### To do
Skip the pictures and return every entry exactly as written.

[Stored data]
■ ■ ■ ■ ■

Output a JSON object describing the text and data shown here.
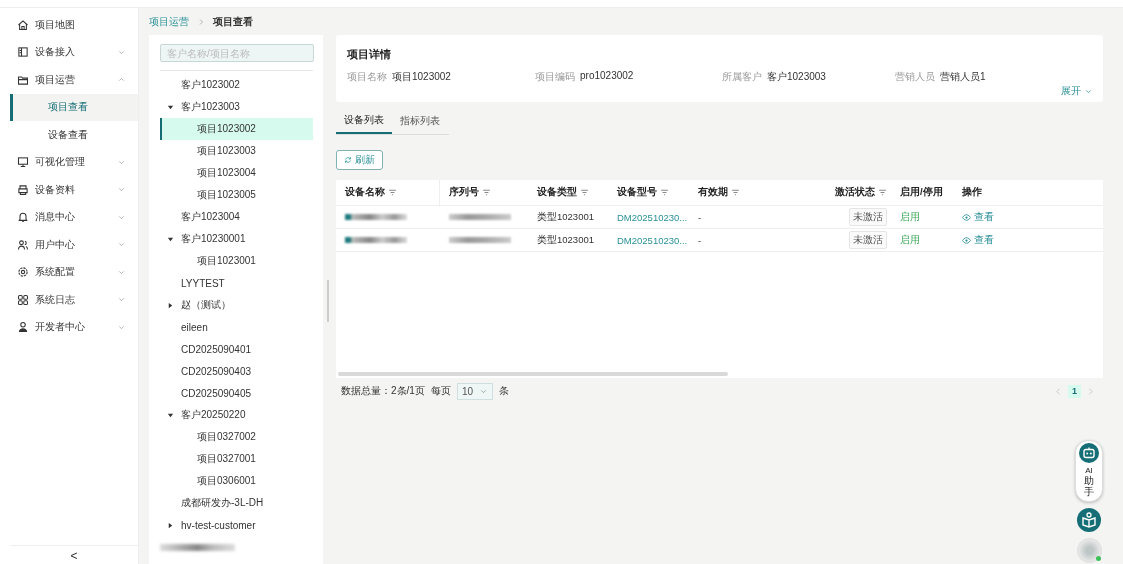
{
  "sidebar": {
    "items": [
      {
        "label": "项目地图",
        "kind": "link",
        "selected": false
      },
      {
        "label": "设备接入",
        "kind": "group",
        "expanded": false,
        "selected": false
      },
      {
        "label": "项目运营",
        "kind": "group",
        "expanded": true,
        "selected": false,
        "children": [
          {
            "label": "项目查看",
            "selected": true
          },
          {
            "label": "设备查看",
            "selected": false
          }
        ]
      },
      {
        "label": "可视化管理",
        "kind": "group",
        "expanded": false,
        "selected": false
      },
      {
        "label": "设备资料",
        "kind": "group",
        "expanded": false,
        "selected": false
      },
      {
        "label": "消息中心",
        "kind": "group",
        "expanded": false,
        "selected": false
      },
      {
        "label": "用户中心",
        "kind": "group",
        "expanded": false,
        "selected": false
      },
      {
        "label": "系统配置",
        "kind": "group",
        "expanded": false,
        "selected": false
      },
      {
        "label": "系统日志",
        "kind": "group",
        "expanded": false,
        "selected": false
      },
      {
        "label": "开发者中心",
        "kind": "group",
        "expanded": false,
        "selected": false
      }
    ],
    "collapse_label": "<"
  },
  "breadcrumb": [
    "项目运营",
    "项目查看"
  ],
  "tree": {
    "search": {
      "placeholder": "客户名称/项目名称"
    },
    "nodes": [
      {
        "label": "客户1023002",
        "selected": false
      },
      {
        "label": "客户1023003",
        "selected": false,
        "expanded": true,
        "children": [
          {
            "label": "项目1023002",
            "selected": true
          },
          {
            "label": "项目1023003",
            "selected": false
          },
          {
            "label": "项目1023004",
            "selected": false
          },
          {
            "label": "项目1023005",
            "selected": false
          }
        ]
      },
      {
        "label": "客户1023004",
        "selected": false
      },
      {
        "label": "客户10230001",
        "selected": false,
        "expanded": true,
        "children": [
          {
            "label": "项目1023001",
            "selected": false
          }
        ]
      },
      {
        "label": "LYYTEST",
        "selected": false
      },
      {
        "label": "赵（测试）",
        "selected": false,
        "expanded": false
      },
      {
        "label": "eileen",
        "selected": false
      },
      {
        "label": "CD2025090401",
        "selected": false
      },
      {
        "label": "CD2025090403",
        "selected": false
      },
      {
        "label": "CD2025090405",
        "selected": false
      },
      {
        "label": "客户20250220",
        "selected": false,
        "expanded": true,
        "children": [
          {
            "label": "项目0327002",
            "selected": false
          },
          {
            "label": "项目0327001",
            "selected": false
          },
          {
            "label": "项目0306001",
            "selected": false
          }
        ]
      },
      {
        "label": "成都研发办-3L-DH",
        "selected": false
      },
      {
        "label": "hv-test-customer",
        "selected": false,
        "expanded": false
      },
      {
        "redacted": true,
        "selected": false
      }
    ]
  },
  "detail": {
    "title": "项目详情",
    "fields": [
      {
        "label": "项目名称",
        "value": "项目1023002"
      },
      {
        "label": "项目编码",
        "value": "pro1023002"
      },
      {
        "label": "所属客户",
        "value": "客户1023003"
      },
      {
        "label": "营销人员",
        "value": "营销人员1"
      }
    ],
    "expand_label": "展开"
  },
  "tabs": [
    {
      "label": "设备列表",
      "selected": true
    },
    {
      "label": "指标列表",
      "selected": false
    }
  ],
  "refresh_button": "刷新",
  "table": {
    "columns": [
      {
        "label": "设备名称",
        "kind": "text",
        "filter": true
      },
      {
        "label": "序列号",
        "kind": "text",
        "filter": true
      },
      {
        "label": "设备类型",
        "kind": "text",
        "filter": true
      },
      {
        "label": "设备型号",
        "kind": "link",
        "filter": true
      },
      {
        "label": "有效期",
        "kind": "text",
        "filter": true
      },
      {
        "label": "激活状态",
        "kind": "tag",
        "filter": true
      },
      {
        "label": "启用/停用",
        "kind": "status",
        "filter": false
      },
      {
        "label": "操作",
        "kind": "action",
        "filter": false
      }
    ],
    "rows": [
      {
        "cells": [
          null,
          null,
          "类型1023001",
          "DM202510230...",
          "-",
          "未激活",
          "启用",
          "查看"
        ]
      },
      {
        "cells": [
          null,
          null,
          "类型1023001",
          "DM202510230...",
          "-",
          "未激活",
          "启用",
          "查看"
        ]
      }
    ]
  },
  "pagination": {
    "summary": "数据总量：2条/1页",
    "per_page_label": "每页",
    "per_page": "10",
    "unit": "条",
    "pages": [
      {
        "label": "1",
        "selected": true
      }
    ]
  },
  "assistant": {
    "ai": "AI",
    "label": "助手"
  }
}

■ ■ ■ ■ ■

### Solution below
Output a JSON object describing the text and data shown here.
{
  "sidebar": {
    "items": [
      {
        "label": "项目地图",
        "kind": "link",
        "selected": false
      },
      {
        "label": "设备接入",
        "kind": "group",
        "expanded": false,
        "selected": false
      },
      {
        "label": "项目运营",
        "kind": "group",
        "expanded": true,
        "selected": false,
        "children": [
          {
            "label": "项目查看",
            "selected": true
          },
          {
            "label": "设备查看",
            "selected": false
          }
        ]
      },
      {
        "label": "可视化管理",
        "kind": "group",
        "expanded": false,
        "selected": false
      },
      {
        "label": "设备资料",
        "kind": "group",
        "expanded": false,
        "selected": false
      },
      {
        "label": "消息中心",
        "kind": "group",
        "expanded": false,
        "selected": false
      },
      {
        "label": "用户中心",
        "kind": "group",
        "expanded": false,
        "selected": false
      },
      {
        "label": "系统配置",
        "kind": "group",
        "expanded": false,
        "selected": false
      },
      {
        "label": "系统日志",
        "kind": "group",
        "expanded": false,
        "selected": false
      },
      {
        "label": "开发者中心",
        "kind": "group",
        "expanded": false,
        "selected": false
      }
    ],
    "collapse_label": "<"
  },
  "breadcrumb": [
    "项目运营",
    "项目查看"
  ],
  "tree": {
    "search": {
      "placeholder": "客户名称/项目名称"
    },
    "nodes": [
      {
        "label": "客户1023002",
        "selected": false
      },
      {
        "label": "客户1023003",
        "selected": false,
        "expanded": true,
        "children": [
          {
            "label": "项目1023002",
            "selected": true
          },
          {
            "label": "项目1023003",
            "selected": false
          },
          {
            "label": "项目1023004",
            "selected": false
          },
          {
            "label": "项目1023005",
            "selected": false
          }
        ]
      },
      {
        "label": "客户1023004",
        "selected": false
      },
      {
        "label": "客户10230001",
        "selected": false,
        "expanded": true,
        "children": [
          {
            "label": "项目1023001",
            "selected": false
          }
        ]
      },
      {
        "label": "LYYTEST",
        "selected": false
      },
      {
        "label": "赵（测试）",
        "selected": false,
        "expanded": false
      },
      {
        "label": "eileen",
        "selected": false
      },
      {
        "label": "CD2025090401",
        "selected": false
      },
      {
        "label": "CD2025090403",
        "selected": false
      },
      {
        "label": "CD2025090405",
        "selected": false
      },
      {
        "label": "客户20250220",
        "selected": false,
        "expanded": true,
        "children": [
          {
            "label": "项目0327002",
            "selected": false
          },
          {
            "label": "项目0327001",
            "selected": false
          },
          {
            "label": "项目0306001",
            "selected": false
          }
        ]
      },
      {
        "label": "成都研发办-3L-DH",
        "selected": false
      },
      {
        "label": "hv-test-customer",
        "selected": false,
        "expanded": false
      },
      {
        "redacted": true,
        "selected": false
      }
    ]
  },
  "detail": {
    "title": "项目详情",
    "fields": [
      {
        "label": "项目名称",
        "value": "项目1023002"
      },
      {
        "label": "项目编码",
        "value": "pro1023002"
      },
      {
        "label": "所属客户",
        "value": "客户1023003"
      },
      {
        "label": "营销人员",
        "value": "营销人员1"
      }
    ],
    "expand_label": "展开"
  },
  "tabs": [
    {
      "label": "设备列表",
      "selected": true
    },
    {
      "label": "指标列表",
      "selected": false
    }
  ],
  "refresh_button": "刷新",
  "table": {
    "columns": [
      {
        "label": "设备名称",
        "kind": "text",
        "filter": true
      },
      {
        "label": "序列号",
        "kind": "text",
        "filter": true
      },
      {
        "label": "设备类型",
        "kind": "text",
        "filter": true
      },
      {
        "label": "设备型号",
        "kind": "link",
        "filter": true
      },
      {
        "label": "有效期",
        "kind": "text",
        "filter": true
      },
      {
        "label": "激活状态",
        "kind": "tag",
        "filter": true
      },
      {
        "label": "启用/停用",
        "kind": "status",
        "filter": false
      },
      {
        "label": "操作",
        "kind": "action",
        "filter": false
      }
    ],
    "rows": [
      {
        "cells": [
          null,
          null,
          "类型1023001",
          "DM202510230...",
          "-",
          "未激活",
          "启用",
          "查看"
        ]
      },
      {
        "cells": [
          null,
          null,
          "类型1023001",
          "DM202510230...",
          "-",
          "未激活",
          "启用",
          "查看"
        ]
      }
    ]
  },
  "pagination": {
    "summary": "数据总量：2条/1页",
    "per_page_label": "每页",
    "per_page": "10",
    "unit": "条",
    "pages": [
      {
        "label": "1",
        "selected": true
      }
    ]
  },
  "assistant": {
    "ai": "AI",
    "label": "助手"
  }
}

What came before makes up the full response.